SUPPLIED DATA:
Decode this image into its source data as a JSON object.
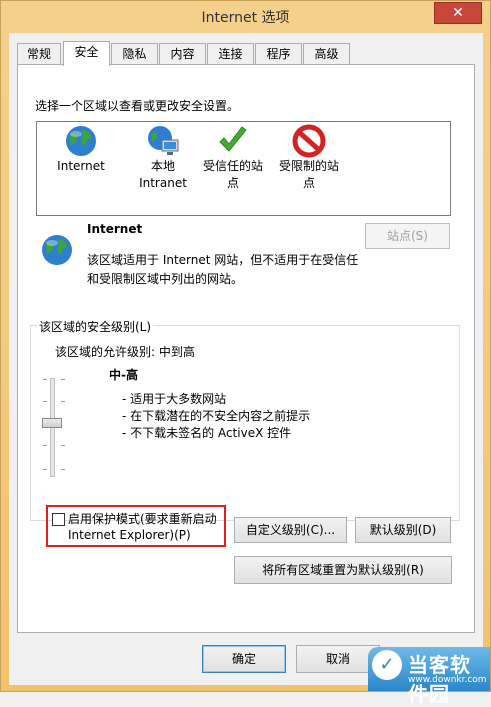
{
  "window": {
    "title": "Internet 选项",
    "close_label": "✕"
  },
  "tabs": [
    {
      "label": "常规"
    },
    {
      "label": "安全"
    },
    {
      "label": "隐私"
    },
    {
      "label": "内容"
    },
    {
      "label": "连接"
    },
    {
      "label": "程序"
    },
    {
      "label": "高级"
    }
  ],
  "security": {
    "instruction": "选择一个区域以查看或更改安全设置。",
    "zones": [
      {
        "line1": "Internet",
        "line2": "",
        "icon": "globe-icon"
      },
      {
        "line1": "本地",
        "line2": "Intranet",
        "icon": "intranet-icon"
      },
      {
        "line1": "受信任的站",
        "line2": "点",
        "icon": "checkmark-icon"
      },
      {
        "line1": "受限制的站",
        "line2": "点",
        "icon": "restricted-icon"
      }
    ],
    "selected_zone": {
      "name": "Internet",
      "desc1": "该区域适用于 Internet 网站，但不适用于在受信任",
      "desc2": "和受限制区域中列出的网站。"
    },
    "sites_button": "站点(S)",
    "group_legend": "该区域的安全级别(L)",
    "allowed_levels": "该区域的允许级别: 中到高",
    "level_title": "中-高",
    "bullets": [
      "- 适用于大多数网站",
      "- 在下载潜在的不安全内容之前提示",
      "- 不下载未签名的 ActiveX 控件"
    ],
    "protected_mode_line1": "启用保护模式(要求重新启动",
    "protected_mode_line2": "Internet Explorer)(P)",
    "protected_mode_checked": false,
    "custom_level_button": "自定义级别(C)...",
    "default_level_button": "默认级别(D)",
    "reset_all_button": "将所有区域重置为默认级别(R)"
  },
  "footer": {
    "ok": "确定",
    "cancel": "取消"
  },
  "watermark": {
    "name": "当客软件园",
    "url": "www.downkr.com"
  }
}
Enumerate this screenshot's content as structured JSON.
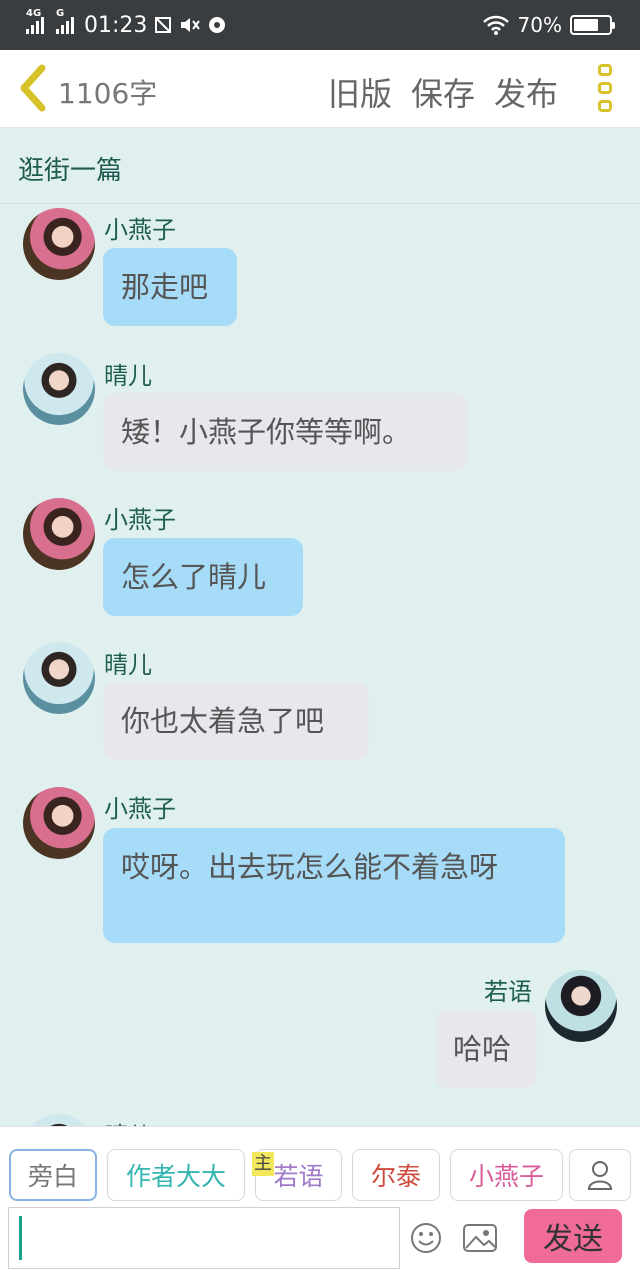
{
  "status_bar": {
    "network1": "4G",
    "network2": "G",
    "time": "01:23",
    "battery": "70%",
    "battery_level": 0.7
  },
  "header": {
    "word_count": "1106字",
    "old_version": "旧版",
    "save": "保存",
    "publish": "发布"
  },
  "document": {
    "title": "逛街一篇"
  },
  "messages": [
    {
      "speaker": "小燕子",
      "text": "那走吧",
      "side": "left",
      "bubble": "blue"
    },
    {
      "speaker": "晴儿",
      "text": "矮！小燕子你等等啊。",
      "side": "left",
      "bubble": "grey"
    },
    {
      "speaker": "小燕子",
      "text": "怎么了晴儿",
      "side": "left",
      "bubble": "blue"
    },
    {
      "speaker": "晴儿",
      "text": "你也太着急了吧",
      "side": "left",
      "bubble": "grey"
    },
    {
      "speaker": "小燕子",
      "text": "哎呀。出去玩怎么能不着急呀",
      "side": "left",
      "bubble": "blue"
    },
    {
      "speaker": "若语",
      "text": "哈哈",
      "side": "right",
      "bubble": "grey"
    },
    {
      "speaker": "晴儿",
      "text": "",
      "side": "left",
      "bubble": "none"
    }
  ],
  "roles": [
    {
      "label": "旁白",
      "active": true
    },
    {
      "label": "作者大大",
      "active": false
    },
    {
      "label": "若语",
      "active": false,
      "tag": "主"
    },
    {
      "label": "尔泰",
      "active": false
    },
    {
      "label": "小燕子",
      "active": false
    }
  ],
  "input": {
    "value": "",
    "placeholder": ""
  },
  "send_label": "发送",
  "colors": {
    "status_bar_bg": "#3a3d40",
    "chat_bg": "#dff0ef",
    "bubble_blue": "#a6dcf7",
    "bubble_grey": "#e7e8ed",
    "send_button": "#f06b96",
    "back_chevron": "#d8c22a",
    "speaker_name": "#1f5d51"
  }
}
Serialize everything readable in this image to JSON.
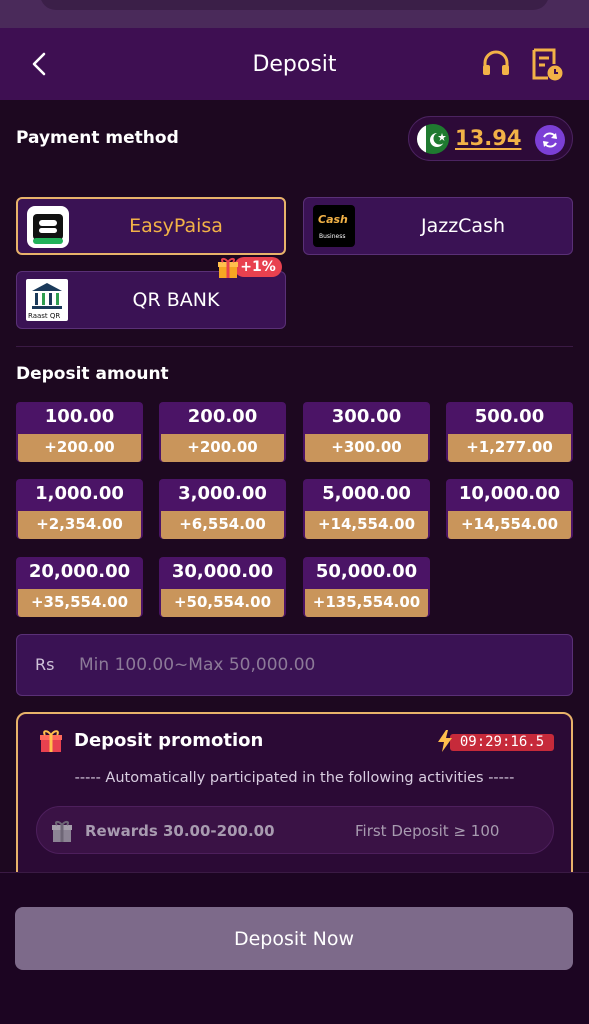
{
  "header": {
    "title": "Deposit"
  },
  "payment": {
    "title": "Payment method",
    "balance": "13.94",
    "methods": [
      {
        "label": "EasyPaisa",
        "selected": true
      },
      {
        "label": "JazzCash",
        "logo_text": "Cash",
        "logo_sub": "Business"
      },
      {
        "label": "QR BANK",
        "logo_text": "Raast QR",
        "badge": "+1%"
      }
    ]
  },
  "deposit_amount": {
    "title": "Deposit amount",
    "options": [
      {
        "value": "100.00",
        "bonus": "+200.00"
      },
      {
        "value": "200.00",
        "bonus": "+200.00"
      },
      {
        "value": "300.00",
        "bonus": "+300.00"
      },
      {
        "value": "500.00",
        "bonus": "+1,277.00"
      },
      {
        "value": "1,000.00",
        "bonus": "+2,354.00"
      },
      {
        "value": "3,000.00",
        "bonus": "+6,554.00"
      },
      {
        "value": "5,000.00",
        "bonus": "+14,554.00"
      },
      {
        "value": "10,000.00",
        "bonus": "+14,554.00"
      },
      {
        "value": "20,000.00",
        "bonus": "+35,554.00"
      },
      {
        "value": "30,000.00",
        "bonus": "+50,554.00"
      },
      {
        "value": "50,000.00",
        "bonus": "+135,554.00"
      }
    ],
    "currency": "Rs",
    "placeholder": "Min 100.00~Max 50,000.00"
  },
  "promotion": {
    "title": "Deposit promotion",
    "timer": "09:29:16.5",
    "note": "----- Automatically participated in the following activities -----",
    "items": [
      {
        "reward": "Rewards 30.00-200.00",
        "condition": "First Deposit ≥ 100"
      }
    ]
  },
  "footer": {
    "button": "Deposit Now"
  },
  "colors": {
    "background": "#1d0820",
    "header": "#3e0f52",
    "accent_gold": "#f2b247",
    "bonus_bar": "#c9955b",
    "button": "#7d6a8a"
  },
  "icons": {
    "back": "chevron-left-icon",
    "support": "headset-icon",
    "records": "deposit-record-icon",
    "refresh": "refresh-icon",
    "gift": "gift-icon",
    "timer": "lightning-icon"
  }
}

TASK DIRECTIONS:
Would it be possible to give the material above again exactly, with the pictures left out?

FINISHED TASK:
Decode this image into its source data as a JSON object.
{
  "window": {
    "title": "Internet 选项",
    "close_label": "✕"
  },
  "tabs": [
    {
      "label": "常规"
    },
    {
      "label": "安全"
    },
    {
      "label": "隐私"
    },
    {
      "label": "内容"
    },
    {
      "label": "连接"
    },
    {
      "label": "程序"
    },
    {
      "label": "高级"
    }
  ],
  "security": {
    "instruction": "选择一个区域以查看或更改安全设置。",
    "zones": [
      {
        "line1": "Internet",
        "line2": "",
        "icon": "globe-icon"
      },
      {
        "line1": "本地",
        "line2": "Intranet",
        "icon": "intranet-icon"
      },
      {
        "line1": "受信任的站",
        "line2": "点",
        "icon": "checkmark-icon"
      },
      {
        "line1": "受限制的站",
        "line2": "点",
        "icon": "restricted-icon"
      }
    ],
    "selected_zone": {
      "name": "Internet",
      "desc1": "该区域适用于 Internet 网站，但不适用于在受信任",
      "desc2": "和受限制区域中列出的网站。"
    },
    "sites_button": "站点(S)",
    "group_legend": "该区域的安全级别(L)",
    "allowed_levels": "该区域的允许级别: 中到高",
    "level_title": "中-高",
    "bullets": [
      "- 适用于大多数网站",
      "- 在下载潜在的不安全内容之前提示",
      "- 不下载未签名的 ActiveX 控件"
    ],
    "protected_mode_line1": "启用保护模式(要求重新启动",
    "protected_mode_line2": "Internet Explorer)(P)",
    "protected_mode_checked": false,
    "custom_level_button": "自定义级别(C)...",
    "default_level_button": "默认级别(D)",
    "reset_all_button": "将所有区域重置为默认级别(R)"
  },
  "footer": {
    "ok": "确定",
    "cancel": "取消"
  },
  "watermark": {
    "name": "当客软件园",
    "url": "www.downkr.com"
  }
}
Enumerate this screenshot's content as structured JSON.
{
  "status_bar": {
    "network1": "4G",
    "network2": "G",
    "time": "01:23",
    "battery": "70%",
    "battery_level": 0.7
  },
  "header": {
    "word_count": "1106字",
    "old_version": "旧版",
    "save": "保存",
    "publish": "发布"
  },
  "document": {
    "title": "逛街一篇"
  },
  "messages": [
    {
      "speaker": "小燕子",
      "text": "那走吧",
      "side": "left",
      "bubble": "blue"
    },
    {
      "speaker": "晴儿",
      "text": "矮！小燕子你等等啊。",
      "side": "left",
      "bubble": "grey"
    },
    {
      "speaker": "小燕子",
      "text": "怎么了晴儿",
      "side": "left",
      "bubble": "blue"
    },
    {
      "speaker": "晴儿",
      "text": "你也太着急了吧",
      "side": "left",
      "bubble": "grey"
    },
    {
      "speaker": "小燕子",
      "text": "哎呀。出去玩怎么能不着急呀",
      "side": "left",
      "bubble": "blue"
    },
    {
      "speaker": "若语",
      "text": "哈哈",
      "side": "right",
      "bubble": "grey"
    },
    {
      "speaker": "晴儿",
      "text": "",
      "side": "left",
      "bubble": "none"
    }
  ],
  "roles": [
    {
      "label": "旁白",
      "active": true
    },
    {
      "label": "作者大大",
      "active": false
    },
    {
      "label": "若语",
      "active": false,
      "tag": "主"
    },
    {
      "label": "尔泰",
      "active": false
    },
    {
      "label": "小燕子",
      "active": false
    }
  ],
  "input": {
    "value": "",
    "placeholder": ""
  },
  "send_label": "发送",
  "colors": {
    "status_bar_bg": "#3a3d40",
    "chat_bg": "#dff0ef",
    "bubble_blue": "#a6dcf7",
    "bubble_grey": "#e7e8ed",
    "send_button": "#f06b96",
    "back_chevron": "#d8c22a",
    "speaker_name": "#1f5d51"
  }
}
Serialize everything readable in this image to JSON.
{
  "header": {
    "title": "Deposit"
  },
  "payment": {
    "title": "Payment method",
    "balance": "13.94",
    "methods": [
      {
        "label": "EasyPaisa",
        "selected": true
      },
      {
        "label": "JazzCash",
        "logo_text": "Cash",
        "logo_sub": "Business"
      },
      {
        "label": "QR BANK",
        "logo_text": "Raast QR",
        "badge": "+1%"
      }
    ]
  },
  "deposit_amount": {
    "title": "Deposit amount",
    "options": [
      {
        "value": "100.00",
        "bonus": "+200.00"
      },
      {
        "value": "200.00",
        "bonus": "+200.00"
      },
      {
        "value": "300.00",
        "bonus": "+300.00"
      },
      {
        "value": "500.00",
        "bonus": "+1,277.00"
      },
      {
        "value": "1,000.00",
        "bonus": "+2,354.00"
      },
      {
        "value": "3,000.00",
        "bonus": "+6,554.00"
      },
      {
        "value": "5,000.00",
        "bonus": "+14,554.00"
      },
      {
        "value": "10,000.00",
        "bonus": "+14,554.00"
      },
      {
        "value": "20,000.00",
        "bonus": "+35,554.00"
      },
      {
        "value": "30,000.00",
        "bonus": "+50,554.00"
      },
      {
        "value": "50,000.00",
        "bonus": "+135,554.00"
      }
    ],
    "currency": "Rs",
    "placeholder": "Min 100.00~Max 50,000.00"
  },
  "promotion": {
    "title": "Deposit promotion",
    "timer": "09:29:16.5",
    "note": "----- Automatically participated in the following activities -----",
    "items": [
      {
        "reward": "Rewards 30.00-200.00",
        "condition": "First Deposit ≥ 100"
      }
    ]
  },
  "footer": {
    "button": "Deposit Now"
  },
  "colors": {
    "background": "#1d0820",
    "header": "#3e0f52",
    "accent_gold": "#f2b247",
    "bonus_bar": "#c9955b",
    "button": "#7d6a8a"
  },
  "icons": {
    "back": "chevron-left-icon",
    "support": "headset-icon",
    "records": "deposit-record-icon",
    "refresh": "refresh-icon",
    "gift": "gift-icon",
    "timer": "lightning-icon"
  }
}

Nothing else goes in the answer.